Exercise instructions: Lines in the listing below containing the string "label" are to be identified and copied.
##### Records provided #####
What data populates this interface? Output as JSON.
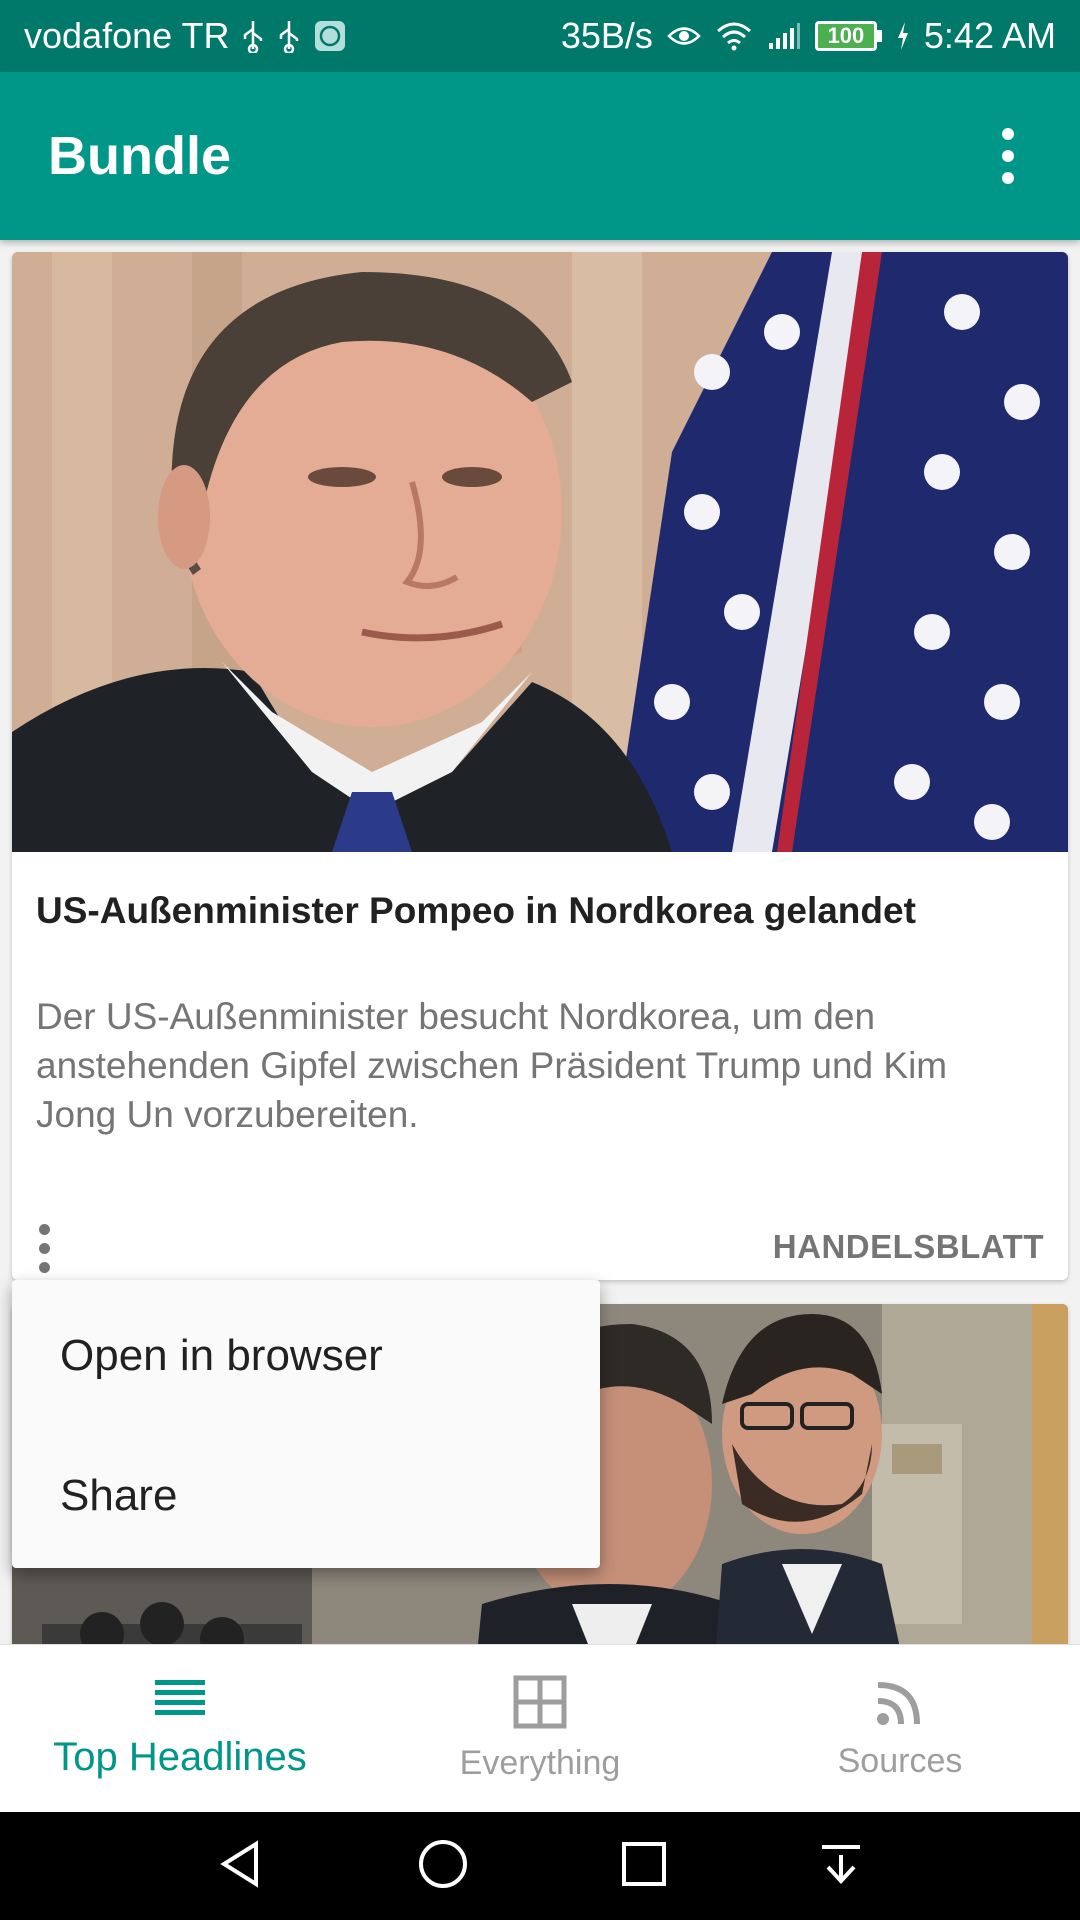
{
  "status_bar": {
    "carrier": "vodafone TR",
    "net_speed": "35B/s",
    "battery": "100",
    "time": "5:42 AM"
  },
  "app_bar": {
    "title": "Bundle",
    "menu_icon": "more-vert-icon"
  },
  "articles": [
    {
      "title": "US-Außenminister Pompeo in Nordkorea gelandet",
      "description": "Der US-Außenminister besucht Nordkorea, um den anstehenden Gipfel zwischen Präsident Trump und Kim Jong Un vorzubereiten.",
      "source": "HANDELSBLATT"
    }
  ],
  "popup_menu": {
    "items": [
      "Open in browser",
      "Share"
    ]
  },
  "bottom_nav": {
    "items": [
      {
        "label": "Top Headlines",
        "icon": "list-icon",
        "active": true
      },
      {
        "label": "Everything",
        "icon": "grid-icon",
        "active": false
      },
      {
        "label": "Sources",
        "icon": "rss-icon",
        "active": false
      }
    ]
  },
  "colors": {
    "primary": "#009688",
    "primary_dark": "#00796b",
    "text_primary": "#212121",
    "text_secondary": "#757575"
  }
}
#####
Written answer:
        "label": "Top Headlines",
        "label": "Everything",
        "label": "Sources",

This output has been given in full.